Di Gesù CM, Matz LM,
Buffington SA (2021) Diet-induced dysbiosis of the maternal gut microbiome in early life programming of neurodevelopmental disorders. Neurosci Res. PMID: 33992660
Johnson JL, Stoica L, Liu Y, Zhu PJ, Bhattacharya A, Buffington SA
, Huq R, Eissa T, Larsson O, Porse BT, Domingo D, Nawaz U, Carroll LJ, Scerri TS, Kim YG, Brignell A, Coleman MJ, Braden R, Kini U, Jackson V, Baxter A, Bahlo M, Scheffer IE, Amor DJ, Hildebrand MS, Bonnen PE, Beeton C, Gecz J, Morgan AT,
Costa-Mattioli M (2019) Inhibition of Upf2-dependent nonsense-mediated decay leads to behavioral and neurophysiological abnormalities by activating the immune response. Neuron
. PMID: 31585809
Sgritta M, Dooling SD, Buffington SA, Momin EN, Francis MB, Britton RA, Costa-Mattioli M (2019) Mechanisms underlying microbial-mediated changes in social behavior in mouse models of autism spectrum disorder. Neuron.
Buffington SA, Viana Di Prisco G, Auchtung TA, Ajami NJ, Petrosino JF, Costa-Mattioli M (2016) Microbial reconstitution reverses maternal diet-induced synaptic and social deficits in offspring. Cell.
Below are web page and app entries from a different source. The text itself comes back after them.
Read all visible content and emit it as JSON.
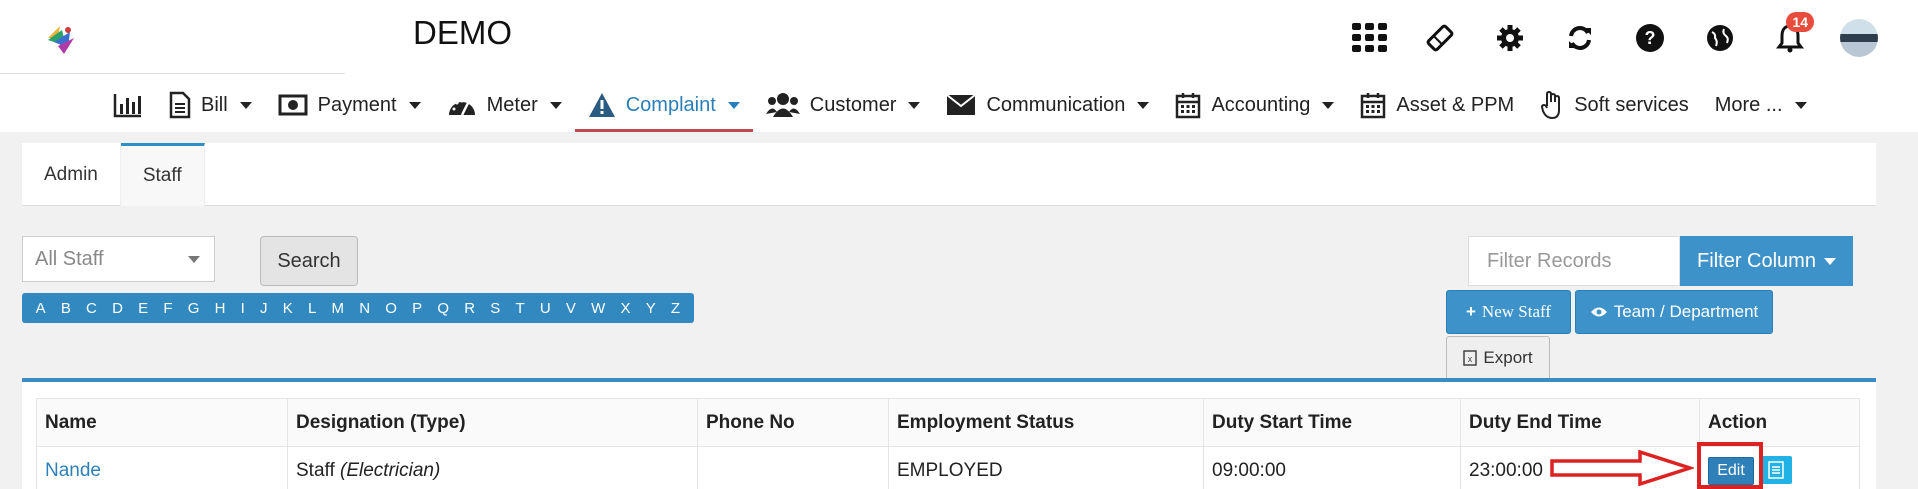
{
  "app": {
    "title": "DEMO"
  },
  "top_icons": [
    {
      "name": "apps-grid-icon"
    },
    {
      "name": "ticket-icon"
    },
    {
      "name": "gear-icon"
    },
    {
      "name": "refresh-icon"
    },
    {
      "name": "help-icon"
    },
    {
      "name": "globe-icon"
    },
    {
      "name": "bell-icon",
      "badge": "14"
    }
  ],
  "nav": {
    "items": [
      {
        "label": "",
        "icon": "bar-chart-icon"
      },
      {
        "label": "Bill",
        "icon": "document-icon",
        "dropdown": true
      },
      {
        "label": "Payment",
        "icon": "money-icon",
        "dropdown": true
      },
      {
        "label": "Meter",
        "icon": "gauge-icon",
        "dropdown": true
      },
      {
        "label": "Complaint",
        "icon": "warning-icon",
        "dropdown": true,
        "active": true
      },
      {
        "label": "Customer",
        "icon": "users-icon",
        "dropdown": true
      },
      {
        "label": "Communication",
        "icon": "envelope-icon",
        "dropdown": true
      },
      {
        "label": "Accounting",
        "icon": "calendar-icon",
        "dropdown": true
      },
      {
        "label": "Asset & PPM",
        "icon": "calendar-icon"
      },
      {
        "label": "Soft services",
        "icon": "hand-icon"
      },
      {
        "label": "More ...",
        "dropdown": true
      }
    ]
  },
  "tabs": [
    {
      "label": "Admin"
    },
    {
      "label": "Staff",
      "active": true
    }
  ],
  "filters": {
    "staff_select": "All Staff",
    "search_label": "Search",
    "alphabet": [
      "A",
      "B",
      "C",
      "D",
      "E",
      "F",
      "G",
      "H",
      "I",
      "J",
      "K",
      "L",
      "M",
      "N",
      "O",
      "P",
      "Q",
      "R",
      "S",
      "T",
      "U",
      "V",
      "W",
      "X",
      "Y",
      "Z"
    ],
    "filter_placeholder": "Filter Records",
    "filter_column_label": "Filter Column"
  },
  "actions": {
    "new_staff": "New Staff",
    "team_department": "Team / Department",
    "export": "Export"
  },
  "table": {
    "headers": [
      "Name",
      "Designation (Type)",
      "Phone No",
      "Employment Status",
      "Duty Start Time",
      "Duty End Time",
      "Action"
    ],
    "rows": [
      {
        "name": "Nande",
        "designation": "Staff",
        "type": "(Electrician)",
        "phone": "",
        "status": "EMPLOYED",
        "start": "09:00:00",
        "end": "23:00:00",
        "edit": "Edit"
      }
    ]
  },
  "colors": {
    "accent": "#3d93c9",
    "active_nav": "#2a7fb8",
    "active_underline": "#c0494f",
    "annotation": "#dd2222",
    "badge": "#e74c3c"
  }
}
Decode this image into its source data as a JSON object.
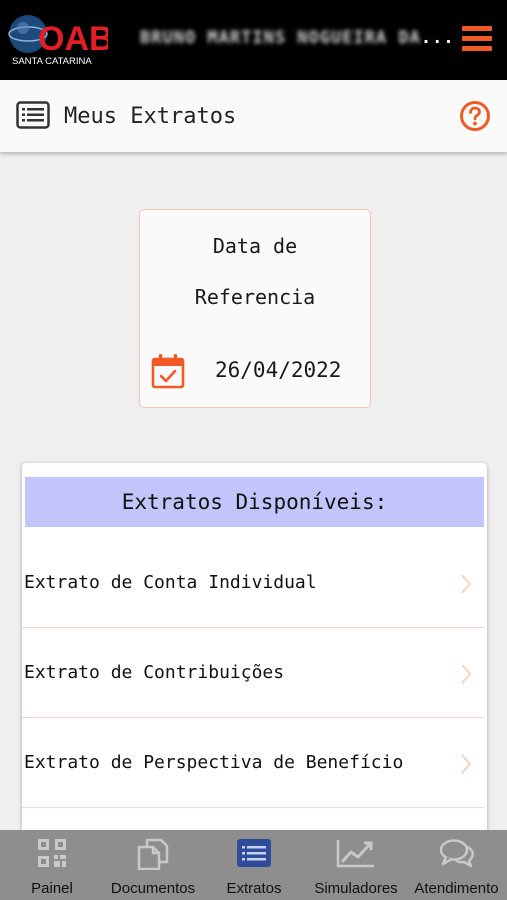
{
  "topbar": {
    "logo_text": "OAB",
    "logo_subtitle": "SANTA CATARINA",
    "user_name_obscured": "BRUNO MARTINS NOGUEIRA DA",
    "user_name_ellipsis": "..."
  },
  "header": {
    "title": "Meus Extratos"
  },
  "date_card": {
    "label_line1": "Data de",
    "label_line2": "Referencia",
    "date": "26/04/2022"
  },
  "extratos": {
    "heading": "Extratos Disponíveis:",
    "items": [
      {
        "label": "Extrato de Conta Individual"
      },
      {
        "label": "Extrato de Contribuições"
      },
      {
        "label": "Extrato de Perspectiva de Benefício"
      },
      {
        "label": ""
      }
    ]
  },
  "bottom_nav": {
    "items": [
      {
        "label": "Painel",
        "icon": "qr-code-icon"
      },
      {
        "label": "Documentos",
        "icon": "documents-icon"
      },
      {
        "label": "Extratos",
        "icon": "list-icon",
        "active": true
      },
      {
        "label": "Simuladores",
        "icon": "chart-icon"
      },
      {
        "label": "Atendimento",
        "icon": "chat-icon"
      }
    ]
  },
  "colors": {
    "accent": "#f15a24",
    "active_nav": "#2e4b9c",
    "inactive_nav_icon": "#c9c9c9",
    "list_heading_bg": "#c2c5fb",
    "logo_red": "#e31e24"
  }
}
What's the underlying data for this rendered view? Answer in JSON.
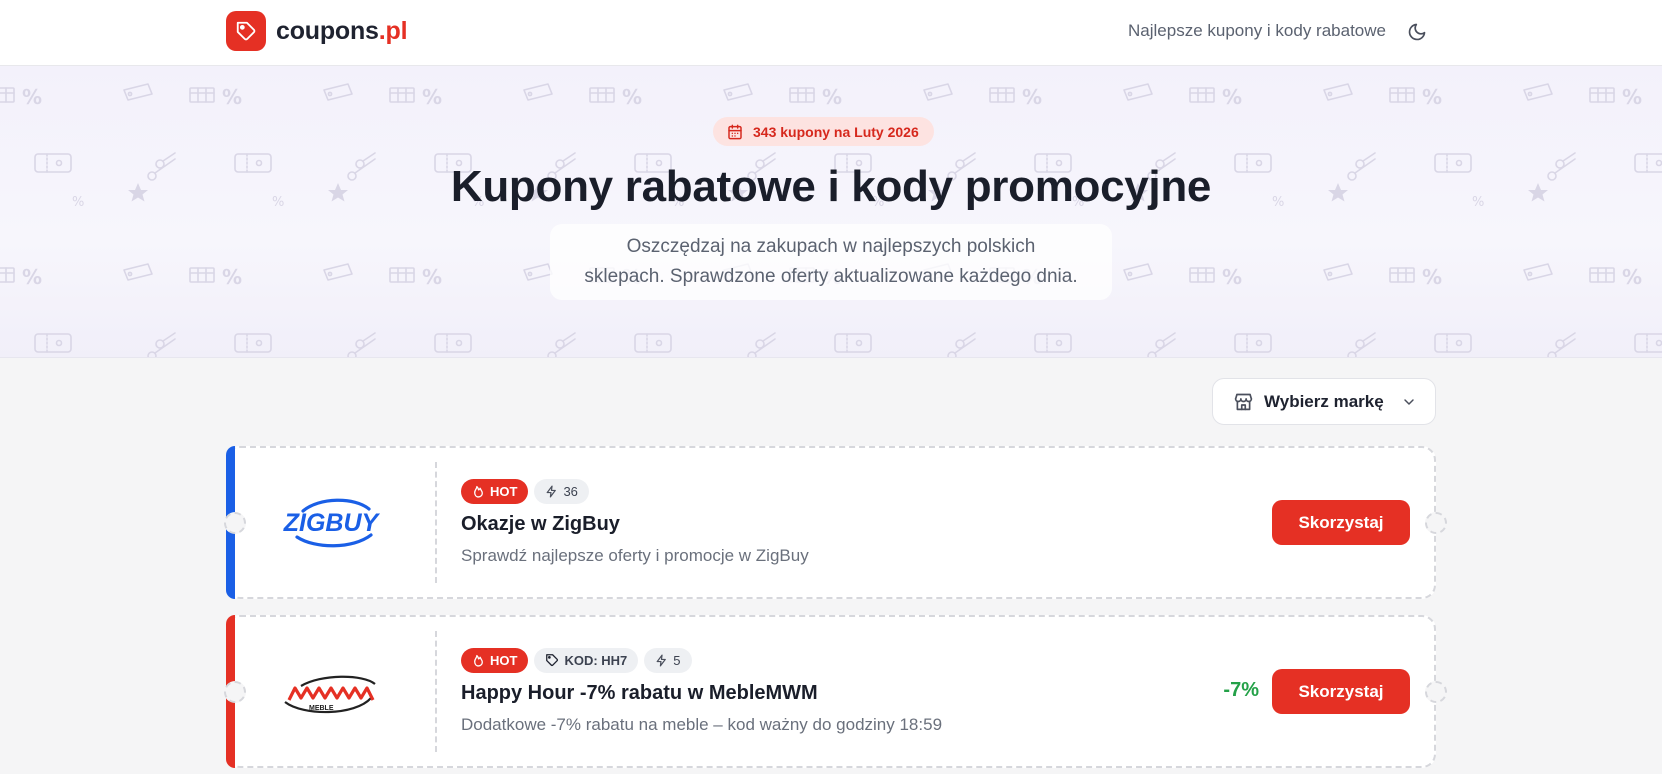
{
  "header": {
    "logo_main": "coupons",
    "logo_tld": ".pl",
    "tagline": "Najlepsze kupony i kody rabatowe"
  },
  "hero": {
    "badge": "343 kupony na Luty 2026",
    "title": "Kupony rabatowe i kody promocyjne",
    "subtitle_line1": "Oszczędzaj na zakupach w najlepszych polskich",
    "subtitle_line2": "sklepach. Sprawdzone oferty aktualizowane każdego dnia."
  },
  "filter": {
    "brand_select_label": "Wybierz markę"
  },
  "coupons": [
    {
      "brand": "ZIGBUY",
      "accent_color": "#1a5fe6",
      "hot_label": "HOT",
      "uses": "36",
      "title": "Okazje w ZigBuy",
      "description": "Sprawdź najlepsze oferty i promocje w ZigBuy",
      "cta": "Skorzystaj"
    },
    {
      "brand": "MWM",
      "brand_sub": "MEBLE",
      "accent_color": "#e53024",
      "hot_label": "HOT",
      "code_label": "KOD: HH7",
      "uses": "5",
      "title": "Happy Hour -7% rabatu w MebleMWM",
      "description": "Dodatkowe -7% rabatu na meble – kod ważny do godziny 18:59",
      "discount": "-7%",
      "cta": "Skorzystaj"
    }
  ],
  "colors": {
    "brand_red": "#e53024",
    "discount_green": "#24a148",
    "zigbuy_blue": "#1a5fe6"
  }
}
Viana Di Prisco* G, Huang* W, Buffington* SA, Hsu, C-C Bonnen, P, Placzek A, Sidrauski C, Krnjević K, Kaufman R, Walter P, Costa-Mattioli M (2014) Translational control of mGluR-dependent long-term
depression and object-place learning by eIF2a. Nat Neurosci. PMID: 24974795 *Equal contribution.
Kaphzan H, Buffington SA, Lingrel JB, Rasband MN, Santini E, Klann E (2013) Genetic reduction of the a1 subunit of the Na/K-ATPase corrects multiple hippocampal phenotypes in Angelman syndrome. Cell Reports.
4(3):405-12. PMID: 23911285
Buffington SA, Rasband, MN (2013) Na+ channel-dependent targeting of Navb4 to axon initial segments and nodes of Ranvier. J Neurosci. 33(14):6191-202. PMID: 23554500
Kaphzan H, Buffington SA, Jung JI, Rasband MN, Klann E (2011) Alterations in intrinsic membrane properties and the axon initial segment in a mouse model of Angelman syndrome. J Neurosci, 31(48):17637-48. PMID: 22131424
Link to PubMed Publications
Link to Google Scholar Page
In the Press
The New York Times (2019) Germs in Your Gut are Talking to Your Brain. Scientists Want to Know What They’re Saying. Carl Zimmer.
Spectrum News (2019) Gut microbes may treat social difficulties in autism mice. Nicholette Zeliadt.
The Economist (2018) Gut bacteria may offer a treatment for autism, treating autism.
Spectrum News (2016) Single microbe may restore social behaviors in mice. Ann Griswold.
The Economist (2016) Gut feelings, microbes and autism.